But Syd has never been anything but an icon in the world of fashion and art. He was forever hip. I think Roger was right to hang on to him as an icon within the band as a kind of invisible fifth member, and to write albums and tracks about him. That was a very clever thing to do, even though it was done for emotional reasons.
Speaking of Roger, he joined Saucerful Of Secrets onstage in New York to play Set The Controls For The Heart Of The Sun. What was it like being up there with two members of Pink Floyd?
One of the highlights of my musical career, but also utterly intimidating. [Laughs] I didn’t want him to look me in the eye. Me and Guy are musical control freaks, and it was a little bit out of control. We hadn’t soundchecked, which worried me a little. But Roger’s such a pro, plus it’s a song you can elongate – it’s not, like, “Oh, we’ve got to go to the bridge.”
But yeah, it was a great moment, because him and Nick were there right at the beginning. They have those memories of going to America the first time with Syd, and what that must have been like - a bunch of kids experimenting and trying to sell something that was bigger than the band, this youth movement. So there was a massive smile on my face. Obviously, it isn’t very Floyd to smile onstage, is it?
So have you tried to get David Gilmour to join you onstage?
[Laughs] We’d be more than happy. Obviously, Guy knows him. But we don’t need to ask him. If he wants to, I’m sure he’d ask us.
Do ever think, “I fancy having a crack at Money or Comfortably Numb”?
All the solos that I do, or Lee [Harris, co-guitarist] does, are made up by us. They’re not copying anything Syd or David did before. In fact there are solos where there weren’t solos before - I do a solo at the end of A Saucerful Of Secrets, which wasn’t even there on the record
With songs like Comfortably Numb, the solos get purple, which is a phrase people use in the theatre for lines like, “To be or not to be”, which everybody knows and people can’t bear to hear it any other way. Everybody knows every lick in those songs, so if we played them it would just turn us into a bunch of session players, which we’re not. So we’ve tried to avoid that.

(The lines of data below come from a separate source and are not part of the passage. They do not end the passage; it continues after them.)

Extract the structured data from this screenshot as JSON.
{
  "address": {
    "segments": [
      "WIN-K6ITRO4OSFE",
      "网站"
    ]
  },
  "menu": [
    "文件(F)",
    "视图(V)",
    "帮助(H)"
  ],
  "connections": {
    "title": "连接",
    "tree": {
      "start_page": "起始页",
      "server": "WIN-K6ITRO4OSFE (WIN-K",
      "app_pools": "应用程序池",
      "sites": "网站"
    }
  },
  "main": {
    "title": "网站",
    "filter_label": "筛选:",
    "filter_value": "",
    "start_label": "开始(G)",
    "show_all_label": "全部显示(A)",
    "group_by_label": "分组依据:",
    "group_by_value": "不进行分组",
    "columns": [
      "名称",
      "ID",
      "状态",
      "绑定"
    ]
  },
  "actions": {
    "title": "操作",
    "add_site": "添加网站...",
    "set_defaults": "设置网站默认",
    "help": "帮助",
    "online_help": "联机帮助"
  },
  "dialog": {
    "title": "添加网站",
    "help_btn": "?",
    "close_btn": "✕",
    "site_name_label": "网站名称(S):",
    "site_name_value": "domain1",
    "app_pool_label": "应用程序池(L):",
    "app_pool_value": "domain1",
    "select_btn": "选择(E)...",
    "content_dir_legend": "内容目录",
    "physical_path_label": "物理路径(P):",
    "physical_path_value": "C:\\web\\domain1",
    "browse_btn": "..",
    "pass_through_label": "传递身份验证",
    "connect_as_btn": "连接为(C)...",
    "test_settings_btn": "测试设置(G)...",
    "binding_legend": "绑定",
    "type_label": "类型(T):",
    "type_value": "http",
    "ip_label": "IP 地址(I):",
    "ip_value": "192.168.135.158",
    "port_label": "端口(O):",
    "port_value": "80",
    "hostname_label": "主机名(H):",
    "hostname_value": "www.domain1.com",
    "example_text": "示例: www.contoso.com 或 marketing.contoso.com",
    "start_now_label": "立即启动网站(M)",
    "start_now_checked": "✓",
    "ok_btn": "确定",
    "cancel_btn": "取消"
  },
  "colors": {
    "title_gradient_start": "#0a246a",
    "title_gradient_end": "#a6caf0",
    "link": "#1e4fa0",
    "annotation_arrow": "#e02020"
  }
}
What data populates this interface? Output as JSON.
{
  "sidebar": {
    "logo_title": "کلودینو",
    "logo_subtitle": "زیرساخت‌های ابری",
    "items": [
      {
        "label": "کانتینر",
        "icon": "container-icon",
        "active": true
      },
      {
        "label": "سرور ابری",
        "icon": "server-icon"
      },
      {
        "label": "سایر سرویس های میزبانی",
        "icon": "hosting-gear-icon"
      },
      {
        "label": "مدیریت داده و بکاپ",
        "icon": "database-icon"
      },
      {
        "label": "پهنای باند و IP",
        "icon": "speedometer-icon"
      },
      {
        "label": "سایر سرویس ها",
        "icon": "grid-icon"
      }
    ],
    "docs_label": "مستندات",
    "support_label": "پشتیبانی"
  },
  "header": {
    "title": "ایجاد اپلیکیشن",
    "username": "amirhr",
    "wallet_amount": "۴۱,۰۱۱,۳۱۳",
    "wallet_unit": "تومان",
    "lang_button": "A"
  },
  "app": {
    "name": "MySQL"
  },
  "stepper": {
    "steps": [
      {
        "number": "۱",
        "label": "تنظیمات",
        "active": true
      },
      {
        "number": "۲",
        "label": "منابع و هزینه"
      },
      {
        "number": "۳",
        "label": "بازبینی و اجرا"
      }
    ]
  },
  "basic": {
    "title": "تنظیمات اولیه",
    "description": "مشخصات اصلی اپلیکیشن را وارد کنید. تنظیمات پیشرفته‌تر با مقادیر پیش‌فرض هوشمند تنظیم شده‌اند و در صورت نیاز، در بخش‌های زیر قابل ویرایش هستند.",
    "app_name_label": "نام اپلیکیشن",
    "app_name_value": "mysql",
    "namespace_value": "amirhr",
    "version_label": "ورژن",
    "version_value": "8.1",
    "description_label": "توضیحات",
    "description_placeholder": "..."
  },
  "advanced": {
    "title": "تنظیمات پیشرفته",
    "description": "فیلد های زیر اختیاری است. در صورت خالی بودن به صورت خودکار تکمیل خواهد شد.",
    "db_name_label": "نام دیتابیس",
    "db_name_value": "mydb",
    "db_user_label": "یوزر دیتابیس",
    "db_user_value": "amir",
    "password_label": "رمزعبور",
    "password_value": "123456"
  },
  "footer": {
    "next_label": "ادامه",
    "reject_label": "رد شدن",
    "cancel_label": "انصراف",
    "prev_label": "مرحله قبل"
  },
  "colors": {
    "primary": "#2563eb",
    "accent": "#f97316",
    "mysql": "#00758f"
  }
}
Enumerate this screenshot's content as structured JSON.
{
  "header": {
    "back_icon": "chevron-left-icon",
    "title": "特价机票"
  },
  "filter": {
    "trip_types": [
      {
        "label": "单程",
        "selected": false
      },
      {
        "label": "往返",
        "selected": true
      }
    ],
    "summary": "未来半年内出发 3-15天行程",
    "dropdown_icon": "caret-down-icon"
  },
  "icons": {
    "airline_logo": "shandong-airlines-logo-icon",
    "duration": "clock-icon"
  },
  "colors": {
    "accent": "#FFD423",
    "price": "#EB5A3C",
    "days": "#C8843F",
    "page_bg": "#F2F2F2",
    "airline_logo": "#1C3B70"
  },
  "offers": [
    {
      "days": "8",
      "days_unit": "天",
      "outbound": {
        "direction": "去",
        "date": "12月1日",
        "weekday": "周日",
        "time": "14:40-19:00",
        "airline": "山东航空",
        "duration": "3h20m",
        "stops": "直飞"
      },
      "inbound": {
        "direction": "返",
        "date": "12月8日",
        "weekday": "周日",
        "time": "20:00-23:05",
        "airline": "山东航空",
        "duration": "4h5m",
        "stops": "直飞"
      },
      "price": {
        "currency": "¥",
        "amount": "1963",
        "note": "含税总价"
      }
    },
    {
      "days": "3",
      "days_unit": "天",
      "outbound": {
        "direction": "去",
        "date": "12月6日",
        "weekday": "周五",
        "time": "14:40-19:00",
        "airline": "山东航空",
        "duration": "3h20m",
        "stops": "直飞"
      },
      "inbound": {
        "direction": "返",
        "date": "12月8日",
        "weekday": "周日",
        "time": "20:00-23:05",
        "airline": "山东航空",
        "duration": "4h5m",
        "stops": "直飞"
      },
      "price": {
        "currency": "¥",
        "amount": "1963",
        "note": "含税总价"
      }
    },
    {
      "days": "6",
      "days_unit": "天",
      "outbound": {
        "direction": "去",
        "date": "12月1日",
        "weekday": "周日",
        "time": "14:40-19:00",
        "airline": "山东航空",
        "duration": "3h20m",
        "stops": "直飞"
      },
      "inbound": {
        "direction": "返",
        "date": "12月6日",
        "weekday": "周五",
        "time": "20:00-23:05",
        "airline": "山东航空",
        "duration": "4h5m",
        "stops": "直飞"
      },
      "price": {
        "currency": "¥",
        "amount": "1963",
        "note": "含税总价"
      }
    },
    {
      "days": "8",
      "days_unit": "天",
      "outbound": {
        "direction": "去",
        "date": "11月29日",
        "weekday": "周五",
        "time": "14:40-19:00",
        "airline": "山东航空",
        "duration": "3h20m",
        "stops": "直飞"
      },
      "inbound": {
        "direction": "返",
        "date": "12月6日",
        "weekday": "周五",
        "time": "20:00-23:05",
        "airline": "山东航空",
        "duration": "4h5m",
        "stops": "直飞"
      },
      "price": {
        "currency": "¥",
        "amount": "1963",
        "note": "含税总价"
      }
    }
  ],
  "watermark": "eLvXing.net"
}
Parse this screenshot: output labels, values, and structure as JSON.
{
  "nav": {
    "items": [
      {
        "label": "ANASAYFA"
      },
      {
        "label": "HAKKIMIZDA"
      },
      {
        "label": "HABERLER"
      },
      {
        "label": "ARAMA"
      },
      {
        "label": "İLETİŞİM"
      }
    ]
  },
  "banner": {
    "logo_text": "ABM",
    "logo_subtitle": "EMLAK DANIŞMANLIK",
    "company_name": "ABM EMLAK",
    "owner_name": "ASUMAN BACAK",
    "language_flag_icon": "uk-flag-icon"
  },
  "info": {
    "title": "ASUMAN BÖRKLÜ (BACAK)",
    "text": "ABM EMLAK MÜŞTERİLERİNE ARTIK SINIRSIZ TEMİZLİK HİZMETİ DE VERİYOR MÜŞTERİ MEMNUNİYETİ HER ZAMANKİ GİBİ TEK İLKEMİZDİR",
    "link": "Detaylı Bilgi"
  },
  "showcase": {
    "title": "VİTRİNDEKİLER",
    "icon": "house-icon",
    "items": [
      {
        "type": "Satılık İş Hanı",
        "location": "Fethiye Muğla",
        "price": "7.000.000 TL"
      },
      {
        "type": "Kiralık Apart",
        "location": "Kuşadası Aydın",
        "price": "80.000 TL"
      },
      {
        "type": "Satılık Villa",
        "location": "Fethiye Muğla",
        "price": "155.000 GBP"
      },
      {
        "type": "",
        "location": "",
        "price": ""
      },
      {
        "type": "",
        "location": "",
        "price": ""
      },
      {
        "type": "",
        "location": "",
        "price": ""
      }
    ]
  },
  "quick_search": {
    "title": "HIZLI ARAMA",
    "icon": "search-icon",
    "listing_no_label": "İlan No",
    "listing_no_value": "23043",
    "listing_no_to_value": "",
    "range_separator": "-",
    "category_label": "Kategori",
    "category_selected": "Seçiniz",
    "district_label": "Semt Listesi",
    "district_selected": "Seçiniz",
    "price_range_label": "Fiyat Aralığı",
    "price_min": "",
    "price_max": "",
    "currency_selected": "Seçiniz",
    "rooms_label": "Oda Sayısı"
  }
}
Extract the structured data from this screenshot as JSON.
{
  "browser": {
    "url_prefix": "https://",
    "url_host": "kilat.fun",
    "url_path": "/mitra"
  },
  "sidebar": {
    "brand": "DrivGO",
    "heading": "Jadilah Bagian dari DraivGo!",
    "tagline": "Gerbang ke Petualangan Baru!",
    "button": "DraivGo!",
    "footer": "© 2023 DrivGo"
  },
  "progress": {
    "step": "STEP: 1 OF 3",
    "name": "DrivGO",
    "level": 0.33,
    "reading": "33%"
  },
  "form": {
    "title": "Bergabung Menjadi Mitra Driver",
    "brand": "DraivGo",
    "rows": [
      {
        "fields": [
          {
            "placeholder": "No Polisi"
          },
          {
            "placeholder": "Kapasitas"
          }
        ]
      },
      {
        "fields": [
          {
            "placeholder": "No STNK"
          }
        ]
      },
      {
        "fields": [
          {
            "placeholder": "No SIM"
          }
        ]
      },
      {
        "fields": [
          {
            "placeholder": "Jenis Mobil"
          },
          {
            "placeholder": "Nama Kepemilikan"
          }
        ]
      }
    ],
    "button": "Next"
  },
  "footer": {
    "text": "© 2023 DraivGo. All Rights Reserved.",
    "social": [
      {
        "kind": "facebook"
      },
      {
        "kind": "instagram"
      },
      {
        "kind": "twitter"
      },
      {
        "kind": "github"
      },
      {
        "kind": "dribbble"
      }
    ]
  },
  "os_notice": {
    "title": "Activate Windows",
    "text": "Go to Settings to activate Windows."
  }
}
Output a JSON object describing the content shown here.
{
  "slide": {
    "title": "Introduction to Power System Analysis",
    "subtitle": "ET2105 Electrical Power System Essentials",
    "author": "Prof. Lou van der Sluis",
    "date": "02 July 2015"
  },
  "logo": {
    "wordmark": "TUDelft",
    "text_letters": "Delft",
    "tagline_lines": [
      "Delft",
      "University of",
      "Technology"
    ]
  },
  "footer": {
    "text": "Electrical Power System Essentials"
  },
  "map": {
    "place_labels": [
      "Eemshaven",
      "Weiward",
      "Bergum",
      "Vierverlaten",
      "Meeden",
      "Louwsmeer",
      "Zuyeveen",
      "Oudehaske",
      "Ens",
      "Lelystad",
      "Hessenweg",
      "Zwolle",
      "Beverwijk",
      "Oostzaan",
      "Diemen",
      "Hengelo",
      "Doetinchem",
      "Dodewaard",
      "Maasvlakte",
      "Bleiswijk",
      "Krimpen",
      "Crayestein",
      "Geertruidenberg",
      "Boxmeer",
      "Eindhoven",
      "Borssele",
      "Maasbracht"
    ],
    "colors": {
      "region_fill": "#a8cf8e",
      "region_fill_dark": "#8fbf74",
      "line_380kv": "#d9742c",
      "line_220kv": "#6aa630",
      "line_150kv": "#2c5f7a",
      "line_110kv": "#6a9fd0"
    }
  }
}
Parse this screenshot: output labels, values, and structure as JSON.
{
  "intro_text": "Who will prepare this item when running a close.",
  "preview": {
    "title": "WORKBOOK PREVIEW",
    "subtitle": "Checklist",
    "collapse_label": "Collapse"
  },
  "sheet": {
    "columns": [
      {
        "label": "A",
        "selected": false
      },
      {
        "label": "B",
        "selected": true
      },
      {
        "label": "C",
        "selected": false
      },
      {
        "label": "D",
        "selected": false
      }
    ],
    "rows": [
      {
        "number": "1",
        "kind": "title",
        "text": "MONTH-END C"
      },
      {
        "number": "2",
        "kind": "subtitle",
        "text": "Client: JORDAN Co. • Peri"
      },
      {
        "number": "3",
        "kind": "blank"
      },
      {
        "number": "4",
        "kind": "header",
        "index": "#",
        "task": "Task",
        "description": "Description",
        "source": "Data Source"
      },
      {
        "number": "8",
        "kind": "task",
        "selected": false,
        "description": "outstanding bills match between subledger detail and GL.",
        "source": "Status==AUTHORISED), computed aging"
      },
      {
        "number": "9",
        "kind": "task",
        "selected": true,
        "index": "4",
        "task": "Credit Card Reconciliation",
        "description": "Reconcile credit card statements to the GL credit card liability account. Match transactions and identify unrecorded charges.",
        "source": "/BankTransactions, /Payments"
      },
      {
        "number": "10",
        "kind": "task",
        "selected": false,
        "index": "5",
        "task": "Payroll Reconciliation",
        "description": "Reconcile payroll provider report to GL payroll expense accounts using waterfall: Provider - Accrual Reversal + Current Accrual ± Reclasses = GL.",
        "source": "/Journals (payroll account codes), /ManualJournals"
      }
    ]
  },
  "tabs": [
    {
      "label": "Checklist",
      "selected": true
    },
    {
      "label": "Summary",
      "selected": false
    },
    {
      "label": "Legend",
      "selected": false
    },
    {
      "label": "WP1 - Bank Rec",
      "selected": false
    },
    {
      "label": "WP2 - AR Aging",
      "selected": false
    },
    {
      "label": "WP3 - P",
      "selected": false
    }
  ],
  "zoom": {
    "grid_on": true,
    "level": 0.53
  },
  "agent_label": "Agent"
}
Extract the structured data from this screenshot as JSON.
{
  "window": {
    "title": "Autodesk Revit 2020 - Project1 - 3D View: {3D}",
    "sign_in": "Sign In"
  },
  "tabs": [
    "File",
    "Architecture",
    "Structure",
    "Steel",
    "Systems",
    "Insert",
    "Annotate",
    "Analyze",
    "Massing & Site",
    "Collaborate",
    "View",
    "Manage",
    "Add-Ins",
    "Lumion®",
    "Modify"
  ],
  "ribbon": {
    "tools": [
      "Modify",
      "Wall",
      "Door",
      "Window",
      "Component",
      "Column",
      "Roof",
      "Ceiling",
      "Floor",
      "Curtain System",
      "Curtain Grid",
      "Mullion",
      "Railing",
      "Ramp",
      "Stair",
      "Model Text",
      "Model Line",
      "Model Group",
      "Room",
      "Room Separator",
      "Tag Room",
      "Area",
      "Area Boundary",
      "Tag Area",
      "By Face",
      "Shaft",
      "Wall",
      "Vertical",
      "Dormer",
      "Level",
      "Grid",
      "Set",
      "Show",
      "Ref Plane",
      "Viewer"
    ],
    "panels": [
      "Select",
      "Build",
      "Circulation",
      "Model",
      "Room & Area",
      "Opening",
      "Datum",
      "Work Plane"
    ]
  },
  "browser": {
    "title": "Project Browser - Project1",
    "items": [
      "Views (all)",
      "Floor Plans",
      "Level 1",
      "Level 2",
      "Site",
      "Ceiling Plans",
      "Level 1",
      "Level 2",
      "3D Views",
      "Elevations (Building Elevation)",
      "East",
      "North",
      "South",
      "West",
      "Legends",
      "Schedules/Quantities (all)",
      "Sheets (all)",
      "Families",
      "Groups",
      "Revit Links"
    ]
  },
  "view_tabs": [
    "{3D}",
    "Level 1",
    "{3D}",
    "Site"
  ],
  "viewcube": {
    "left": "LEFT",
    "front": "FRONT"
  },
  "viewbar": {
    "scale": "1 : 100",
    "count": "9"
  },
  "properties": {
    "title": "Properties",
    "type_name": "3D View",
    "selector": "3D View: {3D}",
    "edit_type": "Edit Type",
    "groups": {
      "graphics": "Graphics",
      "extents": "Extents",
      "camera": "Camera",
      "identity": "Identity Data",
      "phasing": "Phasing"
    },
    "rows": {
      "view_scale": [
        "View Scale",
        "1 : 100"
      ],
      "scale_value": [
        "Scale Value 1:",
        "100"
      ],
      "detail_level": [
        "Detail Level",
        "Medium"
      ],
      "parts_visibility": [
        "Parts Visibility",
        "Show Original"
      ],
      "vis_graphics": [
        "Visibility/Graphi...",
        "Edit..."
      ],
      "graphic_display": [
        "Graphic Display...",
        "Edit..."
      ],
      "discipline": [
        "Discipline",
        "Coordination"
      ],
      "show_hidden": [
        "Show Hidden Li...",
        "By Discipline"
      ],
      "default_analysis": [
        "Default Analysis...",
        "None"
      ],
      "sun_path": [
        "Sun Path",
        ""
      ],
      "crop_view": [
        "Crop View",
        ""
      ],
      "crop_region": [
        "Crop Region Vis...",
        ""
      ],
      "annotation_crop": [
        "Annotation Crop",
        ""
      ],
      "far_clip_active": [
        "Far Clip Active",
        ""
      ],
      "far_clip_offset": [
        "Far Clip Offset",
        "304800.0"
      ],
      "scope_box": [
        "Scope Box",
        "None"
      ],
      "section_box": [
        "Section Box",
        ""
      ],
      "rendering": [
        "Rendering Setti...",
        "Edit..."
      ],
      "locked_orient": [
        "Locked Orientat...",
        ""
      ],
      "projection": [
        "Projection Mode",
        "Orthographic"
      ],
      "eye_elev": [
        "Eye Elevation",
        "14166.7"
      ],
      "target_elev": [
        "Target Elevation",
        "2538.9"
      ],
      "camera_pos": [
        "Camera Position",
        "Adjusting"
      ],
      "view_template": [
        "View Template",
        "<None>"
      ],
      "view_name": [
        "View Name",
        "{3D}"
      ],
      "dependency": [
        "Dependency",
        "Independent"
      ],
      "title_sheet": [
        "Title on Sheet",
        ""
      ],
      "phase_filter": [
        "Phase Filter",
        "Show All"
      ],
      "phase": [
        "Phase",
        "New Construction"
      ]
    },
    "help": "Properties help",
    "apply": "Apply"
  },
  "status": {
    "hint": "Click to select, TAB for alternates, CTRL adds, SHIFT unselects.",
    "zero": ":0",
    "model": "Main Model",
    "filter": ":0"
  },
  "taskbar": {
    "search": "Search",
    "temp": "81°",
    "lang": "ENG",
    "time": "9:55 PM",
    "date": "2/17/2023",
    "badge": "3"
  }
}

Also, they were a much bigger band when they started doing those songs, in terms of the number of people onstage. They were going out with double keyboard players and three backing singers and lots of saxophones. There are only five of us, and we want to keep the kind of sound we have.
The flipside of that is, could you imagine writing new material with this line-up?
I've mentioned it to Nick, and it is something I'd be ready to talk about, but it’s really got to come from him. If David writes a song, or Roger writes a song, it's different because they're going get up and sing it, but with us, it would need to be something where Nick would be heavily involved. But I'm not closing any doors on it.
Saucerful Of Secrets’ Live At The Roundhouse is out now. Gary Kemp’s new solo album, Insolo, is out on June 25.